I like seeing toddlers on the street with their parents telling them to stop whining for something they could never have but want to own. I feel relieved every time they don’t stop crying – trying to manipulate their parents’ temperance with an attitude they would never feel like having once they grow up. But seeing them smile makes me more than relieved. It makes me emotional.
Looking at the way they become happy makes me jealous of their ark shaped eyes and lips that are void of hurt and worries. This is something adults can have but can’t easily attain. And I find it amusing how children maintain their glow through their scraped knees and chocolate-like faces after a long day spent with dirty clothes and filthy but lovely neighborhood playmates.
Sometimes when I hear them express their young thoughts to anyone they feel like telling to, I think of my childhood and become curious by my curiosity. Later on, I’d like to think that I’m like them but a little later I realize that I’m not. It’s funny that way, especially how they could get along with anyone through their chubby cheeks and bulking bellies, and get hurt whenever they couldn’t find their favorite toy. In a moment or so they wouldn’t be hurt anymore because of their parents’ unending toy promises. Their hope and acceptance are what struggle me to learn the most.
Scattered in the streets they are, I feel pressured on what smile I’d like to have in this swarm of innocence. Their cute body structure makes the choice harder while their teeth gaps make it easier for me to look deeper. They all look like a collection of gems dipped into a bowl of marshmallows and candies.
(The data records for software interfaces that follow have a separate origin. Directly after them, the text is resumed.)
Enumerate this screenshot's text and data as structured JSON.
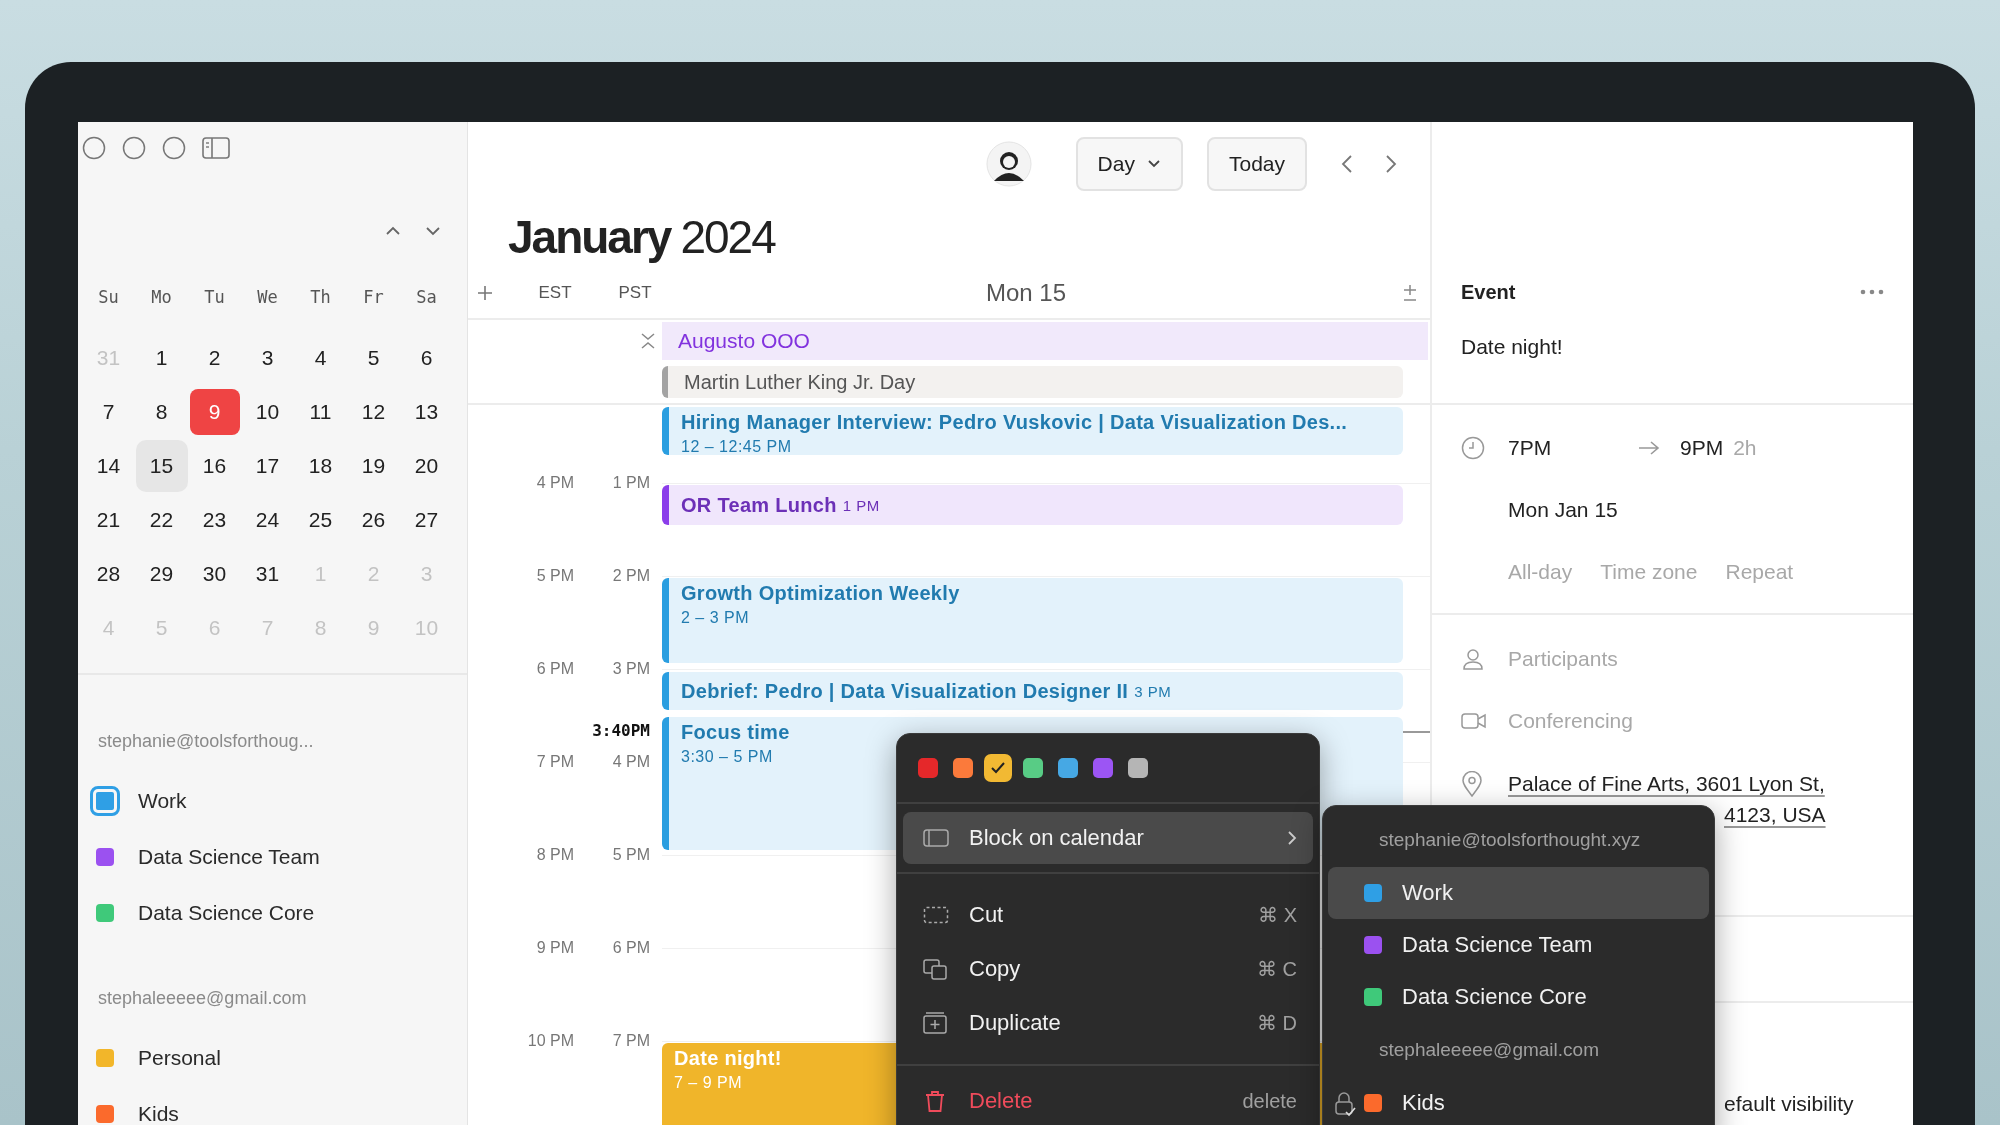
{
  "sidebar": {
    "weekdays": [
      "Su",
      "Mo",
      "Tu",
      "We",
      "Th",
      "Fr",
      "Sa"
    ],
    "days": [
      {
        "label": "31",
        "outside": true,
        "today": false,
        "selected": false
      },
      {
        "label": "1",
        "outside": false,
        "today": false,
        "selected": false
      },
      {
        "label": "2",
        "outside": false,
        "today": false,
        "selected": false
      },
      {
        "label": "3",
        "outside": false,
        "today": false,
        "selected": false
      },
      {
        "label": "4",
        "outside": false,
        "today": false,
        "selected": false
      },
      {
        "label": "5",
        "outside": false,
        "today": false,
        "selected": false
      },
      {
        "label": "6",
        "outside": false,
        "today": false,
        "selected": false
      },
      {
        "label": "7",
        "outside": false,
        "today": false,
        "selected": false
      },
      {
        "label": "8",
        "outside": false,
        "today": false,
        "selected": false
      },
      {
        "label": "9",
        "outside": false,
        "today": true,
        "selected": false
      },
      {
        "label": "10",
        "outside": false,
        "today": false,
        "selected": false
      },
      {
        "label": "11",
        "outside": false,
        "today": false,
        "selected": false
      },
      {
        "label": "12",
        "outside": false,
        "today": false,
        "selected": false
      },
      {
        "label": "13",
        "outside": false,
        "today": false,
        "selected": false
      },
      {
        "label": "14",
        "outside": false,
        "today": false,
        "selected": false
      },
      {
        "label": "15",
        "outside": false,
        "today": false,
        "selected": true
      },
      {
        "label": "16",
        "outside": false,
        "today": false,
        "selected": false
      },
      {
        "label": "17",
        "outside": false,
        "today": false,
        "selected": false
      },
      {
        "label": "18",
        "outside": false,
        "today": false,
        "selected": false
      },
      {
        "label": "19",
        "outside": false,
        "today": false,
        "selected": false
      },
      {
        "label": "20",
        "outside": false,
        "today": false,
        "selected": false
      },
      {
        "label": "21",
        "outside": false,
        "today": false,
        "selected": false
      },
      {
        "label": "22",
        "outside": false,
        "today": false,
        "selected": false
      },
      {
        "label": "23",
        "outside": false,
        "today": false,
        "selected": false
      },
      {
        "label": "24",
        "outside": false,
        "today": false,
        "selected": false
      },
      {
        "label": "25",
        "outside": false,
        "today": false,
        "selected": false
      },
      {
        "label": "26",
        "outside": false,
        "today": false,
        "selected": false
      },
      {
        "label": "27",
        "outside": false,
        "today": false,
        "selected": false
      },
      {
        "label": "28",
        "outside": false,
        "today": false,
        "selected": false
      },
      {
        "label": "29",
        "outside": false,
        "today": false,
        "selected": false
      },
      {
        "label": "30",
        "outside": false,
        "today": false,
        "selected": false
      },
      {
        "label": "31",
        "outside": false,
        "today": false,
        "selected": false
      },
      {
        "label": "1",
        "outside": true,
        "today": false,
        "selected": false
      },
      {
        "label": "2",
        "outside": true,
        "today": false,
        "selected": false
      },
      {
        "label": "3",
        "outside": true,
        "today": false,
        "selected": false
      },
      {
        "label": "4",
        "outside": true,
        "today": false,
        "selected": false
      },
      {
        "label": "5",
        "outside": true,
        "today": false,
        "selected": false
      },
      {
        "label": "6",
        "outside": true,
        "today": false,
        "selected": false
      },
      {
        "label": "7",
        "outside": true,
        "today": false,
        "selected": false
      },
      {
        "label": "8",
        "outside": true,
        "today": false,
        "selected": false
      },
      {
        "label": "9",
        "outside": true,
        "today": false,
        "selected": false
      },
      {
        "label": "10",
        "outside": true,
        "today": false,
        "selected": false
      }
    ],
    "accounts": [
      {
        "email": "stephanie@toolsforthoug...",
        "calendars": [
          {
            "name": "Work",
            "color": "#2f9fe5",
            "selected": true
          },
          {
            "name": "Data Science Team",
            "color": "#9b51f0",
            "selected": false
          },
          {
            "name": "Data Science Core",
            "color": "#3fc97a",
            "selected": false
          }
        ]
      },
      {
        "email": "stephaleeeee@gmail.com",
        "calendars": [
          {
            "name": "Personal",
            "color": "#f2b62a",
            "selected": false
          },
          {
            "name": "Kids",
            "color": "#fb6a2c",
            "selected": false
          }
        ]
      }
    ]
  },
  "toolbar": {
    "view": "Day",
    "today": "Today"
  },
  "title": {
    "month": "January",
    "year": "2024"
  },
  "day_header": {
    "timezones": [
      "EST",
      "PST"
    ],
    "day": "Mon 15"
  },
  "all_day": [
    {
      "title": "Augusto OOO",
      "color": "#8233de",
      "kind": "banner"
    },
    {
      "title": "Martin Luther King Jr. Day",
      "color": "#a3a3a3",
      "kind": "holiday"
    }
  ],
  "hours": [
    {
      "est": "4 PM",
      "pst": "1 PM"
    },
    {
      "est": "5 PM",
      "pst": "2 PM"
    },
    {
      "est": "6 PM",
      "pst": "3 PM"
    },
    {
      "est": "7 PM",
      "pst": "4 PM"
    },
    {
      "est": "8 PM",
      "pst": "5 PM"
    },
    {
      "est": "9 PM",
      "pst": "6 PM"
    },
    {
      "est": "10 PM",
      "pst": "7 PM"
    }
  ],
  "now": "3:40PM",
  "events": [
    {
      "title": "Hiring Manager Interview: Pedro Vuskovic | Data Visualization Des...",
      "time": "12 – 12:45 PM",
      "color": "#2a9ee0",
      "kind": "block"
    },
    {
      "title": "OR Team Lunch",
      "time": "1 PM",
      "color": "#8b3dea",
      "kind": "inline"
    },
    {
      "title": "Growth Optimization Weekly",
      "time": "2 – 3 PM",
      "color": "#2a9ee0",
      "kind": "block"
    },
    {
      "title": "Debrief: Pedro | Data Visualization Designer II",
      "time": "3 PM",
      "color": "#2a9ee0",
      "kind": "inline"
    },
    {
      "title": "Focus time",
      "time": "3:30 – 5 PM",
      "color": "#2a9ee0",
      "kind": "block"
    },
    {
      "title": "Date night!",
      "time": "7 – 9 PM",
      "color": "#f0b52a",
      "kind": "filled"
    }
  ],
  "event_panel": {
    "heading": "Event",
    "title": "Date night!",
    "start": "7PM",
    "end": "9PM",
    "duration": "2h",
    "date": "Mon Jan 15",
    "options": [
      "All-day",
      "Time zone",
      "Repeat"
    ],
    "participants": {
      "placeholder": "Participants"
    },
    "conferencing": {
      "placeholder": "Conferencing"
    },
    "location_line_1": "Palace of Fine Arts, 3601 Lyon St,",
    "location_line_2": "4123, USA",
    "visibility": "efault visibility"
  },
  "context_menu": {
    "colors": [
      {
        "color": "#e5282a",
        "selected": false
      },
      {
        "color": "#fb7a3b",
        "selected": false
      },
      {
        "color": "#f2b933",
        "selected": true
      },
      {
        "color": "#58cc85",
        "selected": false
      },
      {
        "color": "#46a8e4",
        "selected": false
      },
      {
        "color": "#9c55f4",
        "selected": false
      },
      {
        "color": "#b5b5b5",
        "selected": false
      }
    ],
    "items": [
      {
        "kind": "submenu",
        "label": "Block on calendar",
        "selected": true
      },
      {
        "kind": "action",
        "label": "Cut",
        "shortcut": "⌘ X",
        "selected": false
      },
      {
        "kind": "action",
        "label": "Copy",
        "shortcut": "⌘ C",
        "selected": false
      },
      {
        "kind": "action",
        "label": "Duplicate",
        "shortcut": "⌘ D",
        "selected": false
      },
      {
        "kind": "danger",
        "label": "Delete",
        "shortcut": "delete",
        "selected": false
      }
    ],
    "submenu": [
      {
        "kind": "account",
        "label": "stephanie@toolsforthought.xyz"
      },
      {
        "kind": "calendar",
        "label": "Work",
        "color": "#2f9fe5",
        "selected": true,
        "locked": false
      },
      {
        "kind": "calendar",
        "label": "Data Science Team",
        "color": "#9b51f0",
        "selected": false,
        "locked": false
      },
      {
        "kind": "calendar",
        "label": "Data Science Core",
        "color": "#3fc97a",
        "selected": false,
        "locked": false
      },
      {
        "kind": "account",
        "label": "stephaleeeee@gmail.com"
      },
      {
        "kind": "calendar",
        "label": "Kids",
        "color": "#fb6a2c",
        "selected": false,
        "locked": true
      }
    ]
  }
}
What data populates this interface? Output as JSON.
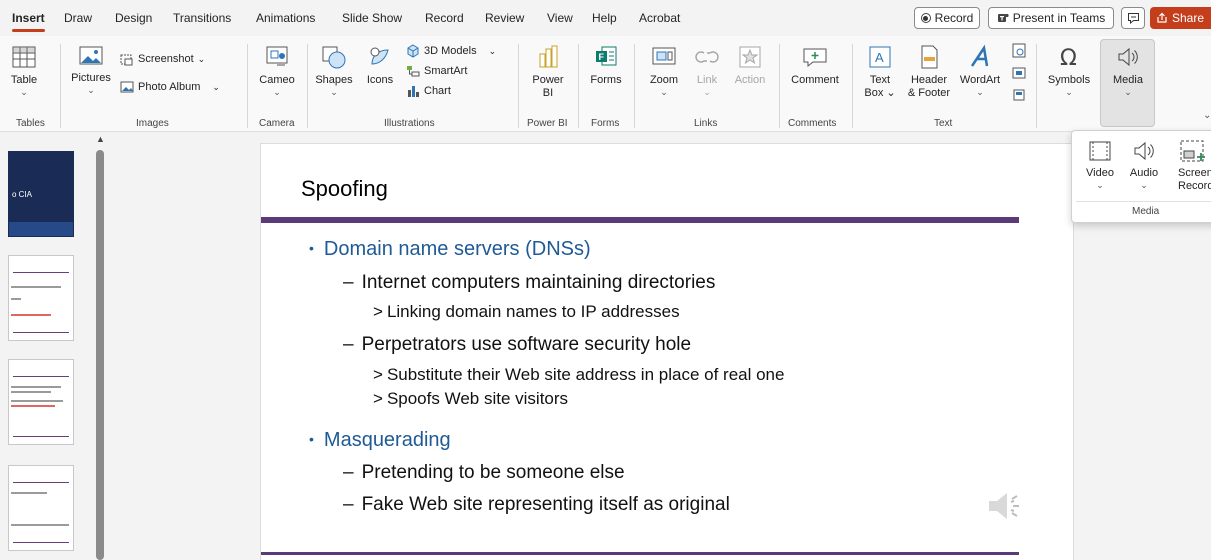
{
  "tabs": [
    "Insert",
    "Draw",
    "Design",
    "Transitions",
    "Animations",
    "Slide Show",
    "Record",
    "Review",
    "View",
    "Help",
    "Acrobat"
  ],
  "topright": {
    "record": "Record",
    "teams": "Present in Teams",
    "share": "Share"
  },
  "ribbon": {
    "table": "Table",
    "pictures": "Pictures",
    "screenshot": "Screenshot",
    "photo_album": "Photo Album",
    "cameo": "Cameo",
    "shapes": "Shapes",
    "icons": "Icons",
    "models3d": "3D Models",
    "smartart": "SmartArt",
    "chart": "Chart",
    "powerbi": [
      "Power",
      "BI"
    ],
    "forms": "Forms",
    "zoom": "Zoom",
    "link": "Link",
    "action": "Action",
    "comment": "Comment",
    "textbox": [
      "Text",
      "Box"
    ],
    "headerfooter": [
      "Header",
      "& Footer"
    ],
    "wordart": "WordArt",
    "symbols": "Symbols",
    "media": "Media"
  },
  "groups": [
    "Tables",
    "Images",
    "Camera",
    "Illustrations",
    "Power BI",
    "Forms",
    "Links",
    "Comments",
    "Text"
  ],
  "media_menu": {
    "video": "Video",
    "audio": "Audio",
    "screen": [
      "Screen",
      "Recording"
    ],
    "group": "Media"
  },
  "thumb_title": "o CIA",
  "slide": {
    "title": "Spoofing",
    "bullets": [
      {
        "level": 1,
        "bullet": "•",
        "text": "Domain name servers (DNSs)"
      },
      {
        "level": 2,
        "bullet": "–",
        "text": "Internet computers maintaining directories"
      },
      {
        "level": 3,
        "bullet": ">",
        "text": "Linking domain names to IP addresses"
      },
      {
        "level": 2,
        "bullet": "–",
        "text": "Perpetrators use software security hole"
      },
      {
        "level": 3,
        "bullet": ">",
        "text": "Substitute their Web site address in place of real one"
      },
      {
        "level": 3,
        "bullet": ">",
        "text": "Spoofs Web site visitors"
      },
      {
        "level": 1,
        "bullet": "•",
        "text": "Masquerading"
      },
      {
        "level": 2,
        "bullet": "–",
        "text": "Pretending to be someone else"
      },
      {
        "level": 2,
        "bullet": "–",
        "text": "Fake Web site representing itself as original"
      }
    ]
  },
  "colors": {
    "accent": "#c43e1c",
    "rule": "#5b3a7a",
    "level1": "#1f5a96"
  }
}
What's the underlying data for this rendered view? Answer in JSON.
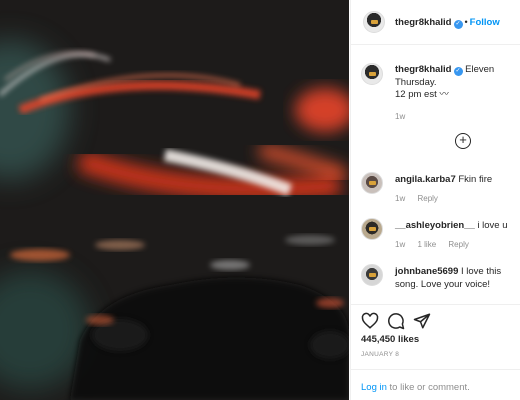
{
  "post": {
    "author": "thegr8khalid",
    "follow_label": "Follow",
    "dot": "•",
    "verified_glyph": "✓",
    "caption_lines": [
      "Eleven",
      "Thursday.",
      "12 pm est"
    ],
    "caption_emoji": "〰",
    "caption_age": "1w",
    "likes": "445,450 likes",
    "date": "JANUARY 8"
  },
  "comments": [
    {
      "user": "angila.karba7",
      "text": "Fkin fire",
      "age": "1w",
      "likes": "",
      "reply": "Reply"
    },
    {
      "user": "__ashleyobrien__",
      "text": "i love u",
      "age": "1w",
      "likes": "1 like",
      "reply": "Reply"
    },
    {
      "user": "johnbane5699",
      "text": "I love this song. Love your voice!",
      "age": "",
      "likes": "",
      "reply": ""
    }
  ],
  "add_comment_glyph": "+",
  "footer": {
    "login_label": "Log in",
    "login_suffix": " to like or comment."
  },
  "icons": [
    "heart-icon",
    "comment-icon",
    "share-icon",
    "add-comment-icon",
    "verified-badge-icon"
  ],
  "colors": {
    "accent": "#0095f6",
    "muted": "#8e8e8e",
    "text": "#262626",
    "divider": "#efefef"
  }
}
I want to feel that way.
After a long day spent with clean clothes and uncertainty, I notice that they are void of cheekbones too, and I’m jealous of that.